NETHERLANDS – Some 40% of Dutch companies want to change their pension arrangements from a defined benefit to a collective defined contribution scheme within five years, according to a KPMG survey.
The companies want to make their pension payouts dependent on members’ contributions, the returns on investments of the premiums and of the insurers’ tariffs on the pension date, KPMG added.
According to the consultant, more than 30% of respondents referred to the costs as the main reason for a shift to a DC scheme.
KPMG found that 10% of companies gave the introduction of the International Financial Reporting Standards (IFRS) accountancy rules as for the reason for their desire to switch. Under IFRS, listed companies need to carry their, often fluctuating, pension liabilities on their balance sheet.
“The IFRS rules have contributed to an acceleration in the discussions for a change,” KMPG’s Edward Snieder said. “Because of population ageing, the new FTK financial assessment framework, low interest rates and disappointing returns on investment in recent years, the affordability of pensions has come under intense pressure.”

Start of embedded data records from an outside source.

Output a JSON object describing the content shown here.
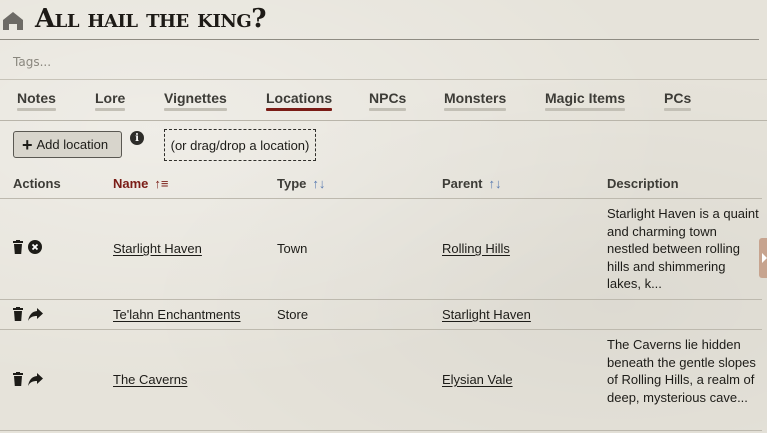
{
  "header": {
    "title": "All hail the king?",
    "home_icon": "home-icon"
  },
  "tags": {
    "placeholder": "Tags..."
  },
  "tabs": [
    {
      "label": "Notes"
    },
    {
      "label": "Lore"
    },
    {
      "label": "Vignettes"
    },
    {
      "label": "Locations",
      "active": true
    },
    {
      "label": "NPCs"
    },
    {
      "label": "Monsters"
    },
    {
      "label": "Magic Items"
    },
    {
      "label": "PCs"
    }
  ],
  "toolbar": {
    "add_label": "Add location",
    "drop_label": "(or drag/drop a location)"
  },
  "table": {
    "columns": {
      "actions": "Actions",
      "name": "Name",
      "type": "Type",
      "parent": "Parent",
      "description": "Description"
    },
    "rows": [
      {
        "actions": [
          "trash-icon",
          "remove-circle-icon"
        ],
        "name": "Starlight Haven",
        "type": "Town",
        "parent": "Rolling Hills",
        "description": "Starlight Haven is a quaint and charming town nestled between rolling hills and shimmering lakes, k..."
      },
      {
        "actions": [
          "trash-icon",
          "share-arrow-icon"
        ],
        "name": "Te'lahn Enchantments",
        "type": "Store",
        "parent": "Starlight Haven",
        "description": ""
      },
      {
        "actions": [
          "trash-icon",
          "share-arrow-icon"
        ],
        "name": "The Caverns",
        "type": "",
        "parent": "Elysian Vale",
        "description": "The Caverns lie hidden beneath the gentle slopes of Rolling Hills, a realm of deep, mysterious cave..."
      }
    ]
  },
  "colors": {
    "accent": "#7a1c16",
    "sort_icon": "#5a7bb0",
    "text": "#191813"
  }
}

He added: “The FTK will make any shortfall visible much earlier and will cause unpredictable moves of the coverage ratio. This will lead to a too-expensive pension scheme, which could affect a company’s competitiveness.”

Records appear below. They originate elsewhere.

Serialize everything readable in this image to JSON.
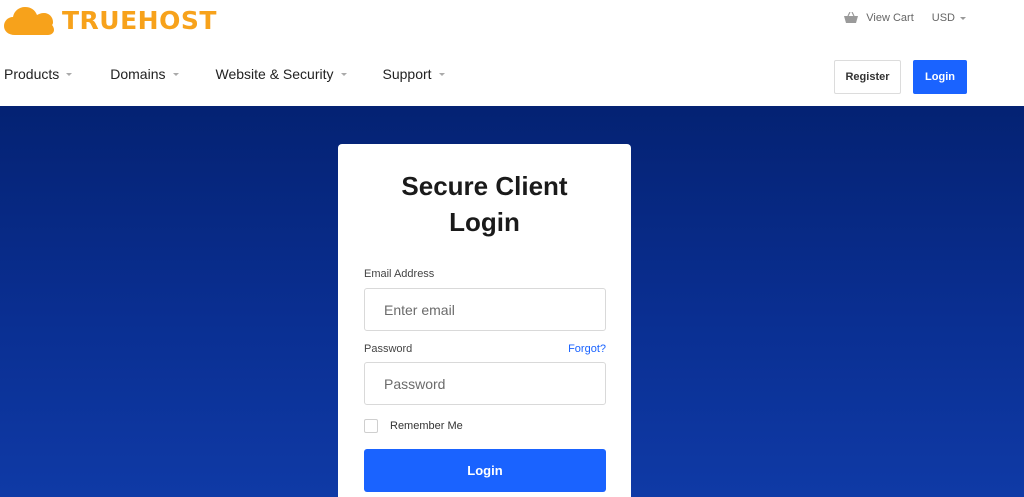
{
  "brand": {
    "name": "TRUEHOST",
    "logo_icon": "cloud-icon",
    "color": "#f7a21b"
  },
  "topbar": {
    "cart_label": "View Cart",
    "cart_icon": "basket-icon",
    "currency": "USD"
  },
  "nav": {
    "items": [
      {
        "label": "Products"
      },
      {
        "label": "Domains"
      },
      {
        "label": "Website & Security"
      },
      {
        "label": "Support"
      }
    ]
  },
  "header_buttons": {
    "register": "Register",
    "login": "Login"
  },
  "login_form": {
    "title_line1": "Secure Client",
    "title_line2": "Login",
    "email_label": "Email Address",
    "email_placeholder": "Enter email",
    "password_label": "Password",
    "forgot_label": "Forgot?",
    "password_placeholder": "Password",
    "remember_label": "Remember Me",
    "submit_label": "Login"
  },
  "colors": {
    "accent": "#1a63ff",
    "hero_top": "#042273",
    "hero_bottom": "#0f3aa6"
  }
}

Noting that some pension funds had very large assets compared with their sponsor, Snieder said that keeping the DB scheme could be very risky.
But he cautioned: “Pension funds, which are considering a change to DC, need to be sure that the employer’s contribution is realistic, and there is no direct decrease of the expected pension claims by their members.

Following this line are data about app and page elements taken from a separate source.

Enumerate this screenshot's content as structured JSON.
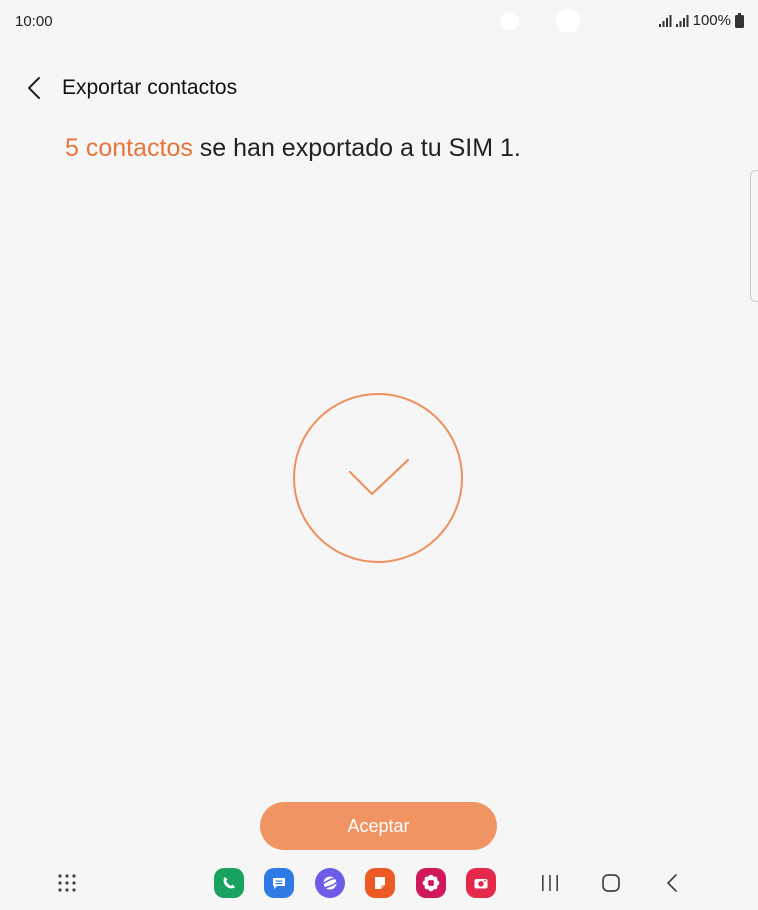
{
  "status_bar": {
    "time": "10:00",
    "battery": "100%",
    "icons": [
      "signal-sim1-icon",
      "signal-sim2-icon",
      "battery-icon"
    ]
  },
  "header": {
    "title": "Exportar contactos",
    "back_icon": "back-arrow-icon"
  },
  "message": {
    "highlight": "5 contactos",
    "rest": " se han exportado a tu SIM 1."
  },
  "success_icon": "checkmark-circle-icon",
  "accept_button": {
    "label": "Aceptar"
  },
  "navigation": {
    "apps": [
      {
        "name": "phone-app-icon",
        "color": "#1aa261"
      },
      {
        "name": "messages-app-icon",
        "color": "#2f7ae5"
      },
      {
        "name": "internet-app-icon",
        "color": "#6c5ce7"
      },
      {
        "name": "notes-app-icon",
        "color": "#ee5a24"
      },
      {
        "name": "gallery-app-icon",
        "color": "#d2185c"
      },
      {
        "name": "camera-app-icon",
        "color": "#e5294b"
      }
    ],
    "system": [
      "apps-grid-icon",
      "recents-icon",
      "home-icon",
      "back-nav-icon"
    ]
  },
  "colors": {
    "accent": "#e8743b",
    "button": "#f09463",
    "background": "#f6f6f6"
  }
}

“Moreover, the scheme must have sufficient assets and members for real added value by spreading risks. Because falling results will be directly felt by the individual members, the board must follow a very conscious investment and indexation policy”.